Learn more about Gary on NerdWallet’s Ask an Advisor

After CalPERS, the largest public pension fund in the U.S., announced this month that it’s selling all 30 hedge funds in its portfolio — about $4 billion — investors might be asking if they should sell their hedge funds. The short answer: yes.

For many years, hedge funds were boutique investments that attracted wealthy and institutional investors by promising higher returns, lower risk, or both, through active trading strategies. A few funds have had outstanding performance, although it’s not clear if this was due to skill or luck.

For some hedge funds, the extraordinary performance may have been because of illegal insider trading, as in the case of Matthew Martoma, who was recently sentenced to nine years in prison for insider trading at SAC Capital Advisors.

But hedge fund investors have had to deal with some serious issues:

  • Hedge funds are expensive. The typical fee annual fee is 1.5% to 2.0% of the investment value plus 20% of the profits, which is significantly higher than the combined cost of paying a wealth manager and the cost of funds.
  • Hedge funds are often not liquid. Many times investors are required to keep their money in the investment for several years.
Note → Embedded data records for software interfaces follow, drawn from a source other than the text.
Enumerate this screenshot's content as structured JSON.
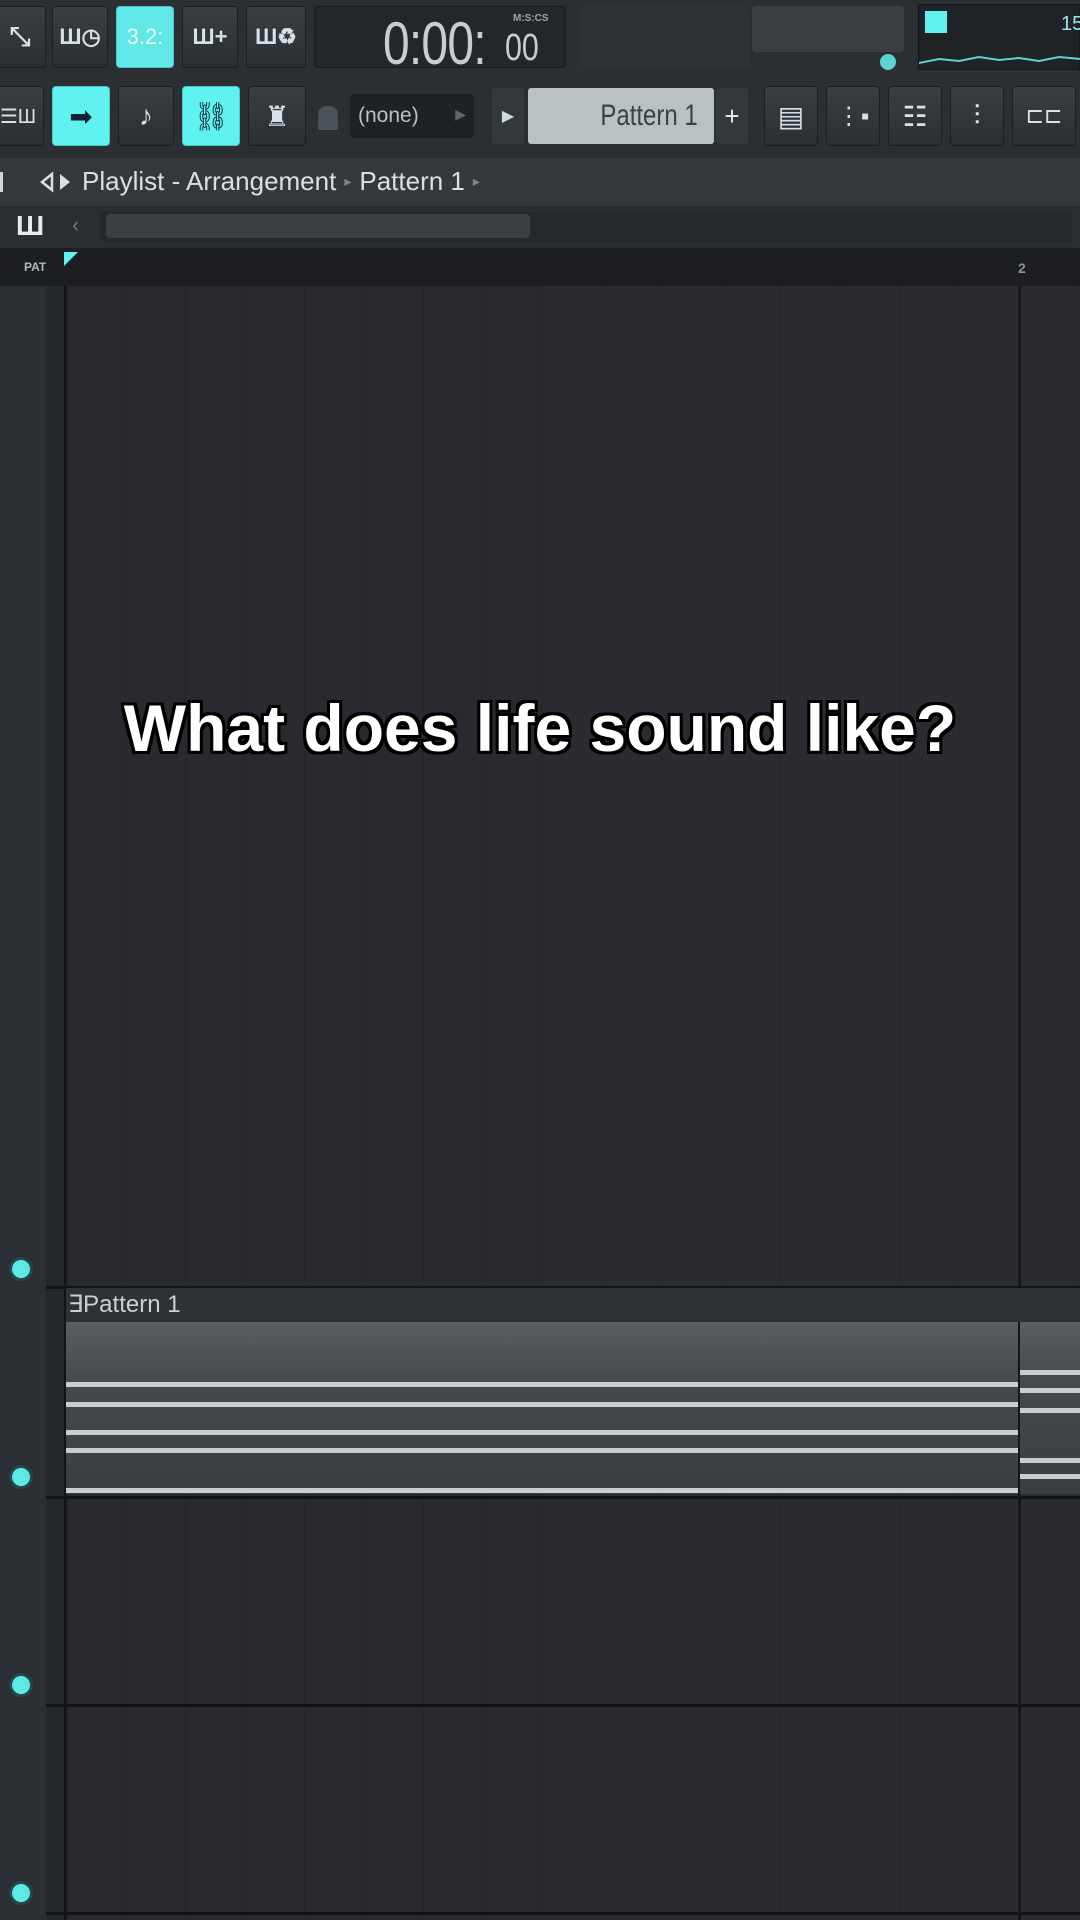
{
  "toolbar_row1": {
    "buttons": [
      {
        "name": "record-icon",
        "glyph": "⤡"
      },
      {
        "name": "metronome-icon",
        "glyph": "Ш◷"
      },
      {
        "name": "tempo-icon",
        "glyph": "3.2:"
      },
      {
        "name": "add-pattern-icon",
        "glyph": "Ш+"
      },
      {
        "name": "loop-icon",
        "glyph": "Ш♻"
      }
    ],
    "time": {
      "main": "0:00:",
      "cs": "00",
      "format": "M:S:CS"
    },
    "monitor_value": "15"
  },
  "toolbar_row2": {
    "buttons": [
      {
        "name": "piano-roll-icon",
        "glyph": "☰Ш"
      },
      {
        "name": "step-arrow-icon",
        "glyph": "➡"
      },
      {
        "name": "note-icon",
        "glyph": "♪"
      },
      {
        "name": "link-icon",
        "glyph": "⛓"
      },
      {
        "name": "stamp-icon",
        "glyph": "♜"
      }
    ],
    "snap_value": "(none)",
    "pattern_selector": "Pattern 1",
    "add_label": "+",
    "right_buttons": [
      {
        "name": "playlist-window-icon",
        "glyph": "▤"
      },
      {
        "name": "channel-rack-icon",
        "glyph": "⋮▪"
      },
      {
        "name": "browser-icon",
        "glyph": "☷"
      },
      {
        "name": "mixer-icon",
        "glyph": "⫶"
      },
      {
        "name": "plugin-picker-icon",
        "glyph": "⊏⊏"
      }
    ]
  },
  "titlebar": {
    "crumb1": "Playlist - Arrangement",
    "crumb2": "Pattern 1",
    "sep": "▸"
  },
  "ruler": {
    "pat_label": "PAT",
    "bar2": "2"
  },
  "clip": {
    "label": "Pattern 1",
    "icon": "∃"
  },
  "caption": "What does life sound like?",
  "colors": {
    "accent": "#5ff2ef",
    "background": "#2a2c31"
  }
}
With other funds, in the beginning, you might be able to withdraw money quarterly or annually, but if everyone wants their money at the same time, which is what happened in 2008 and 2009, then liquidity could evaporate, leaving your money locked up indefinitely.
  • Lack of transparency. Unlike mutual funds and exchange-traded funds, hedge funds aren’t required to disclose their holdings, making it difficult to know what is happening with investor money.
  • Some hedge funds are very risky, since they use financial leverage, high-frequency trading and other high-risk techniques. Long-Term Capital Management, a firm started by Nobel Prize winners and Wall Street luminaries, crashed and was bailed out by the Federal Reserve in 1998, then shut down.

But not all hedge fund strategies are high risk. Some of the more conservative strategies try to smooth out market extremes. Morningstar tracks over 1,800 mutual funds and ETFs that use alternative strategies, known as liquid alternatives or “liquid alts.” It’s not surprising that liquid alt funds are one of the fastest-growing categories of mutual funds.
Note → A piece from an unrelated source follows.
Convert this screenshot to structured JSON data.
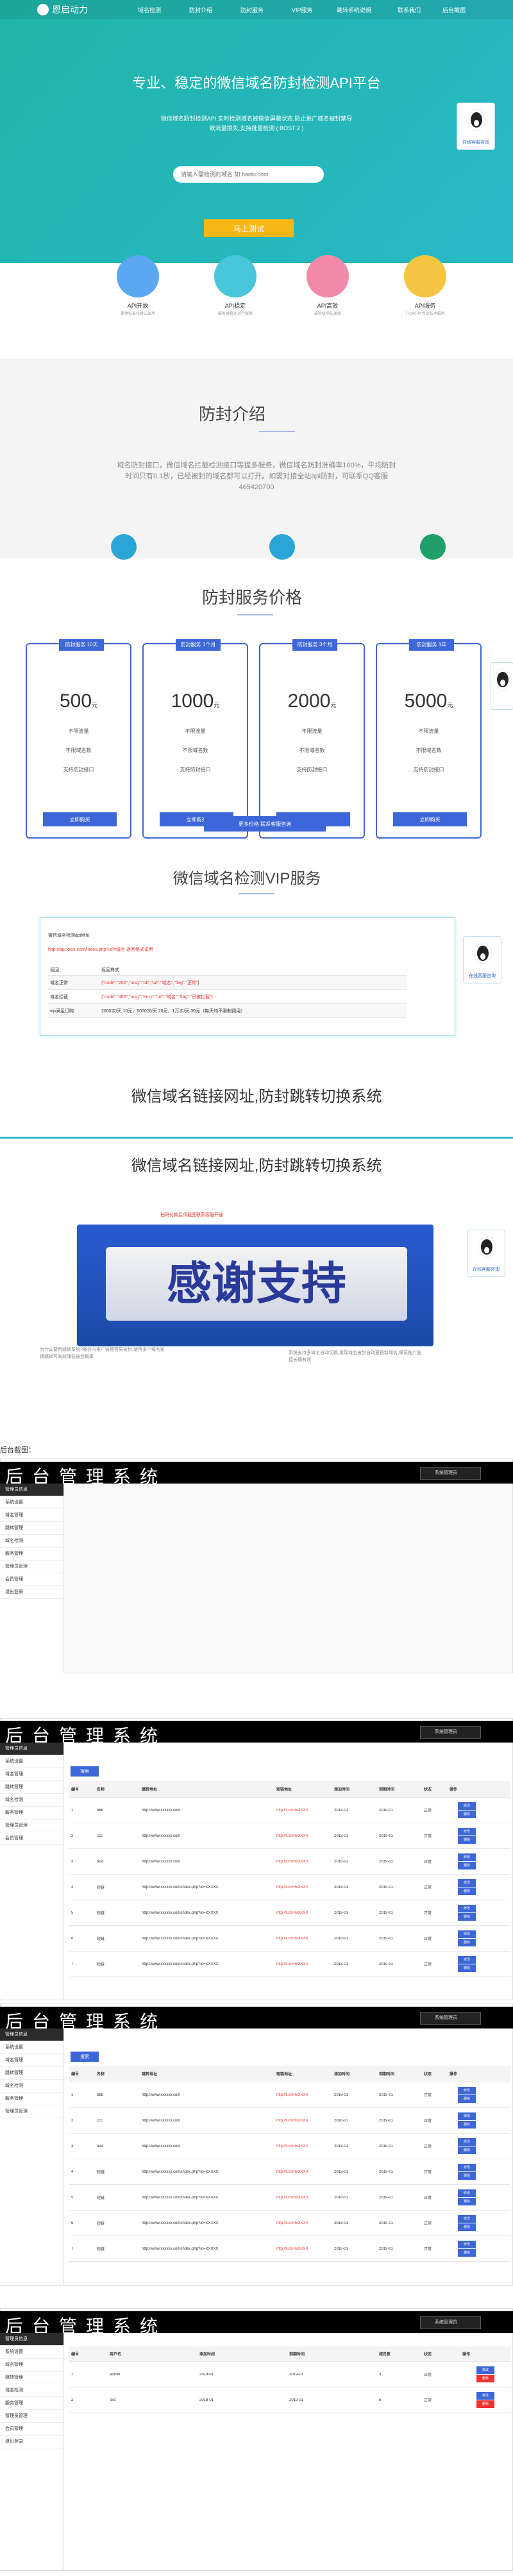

With lower costs, daily liquidity and transparent reporting requirements, mutual funds and ETFs are a better option than hedge funds. Replacing a hedge fund with a liquid alt fund and a portfolio of low-cost index funds will likely produce similar returns at a much lower cost and without the headaches that come with a hedge fund.

CalPERS found that the cost and complexity of hedge funds outweighed the benefits. If the largest public pension fund in the U.S. figured this out, it’s likely that other large investors will follow suit.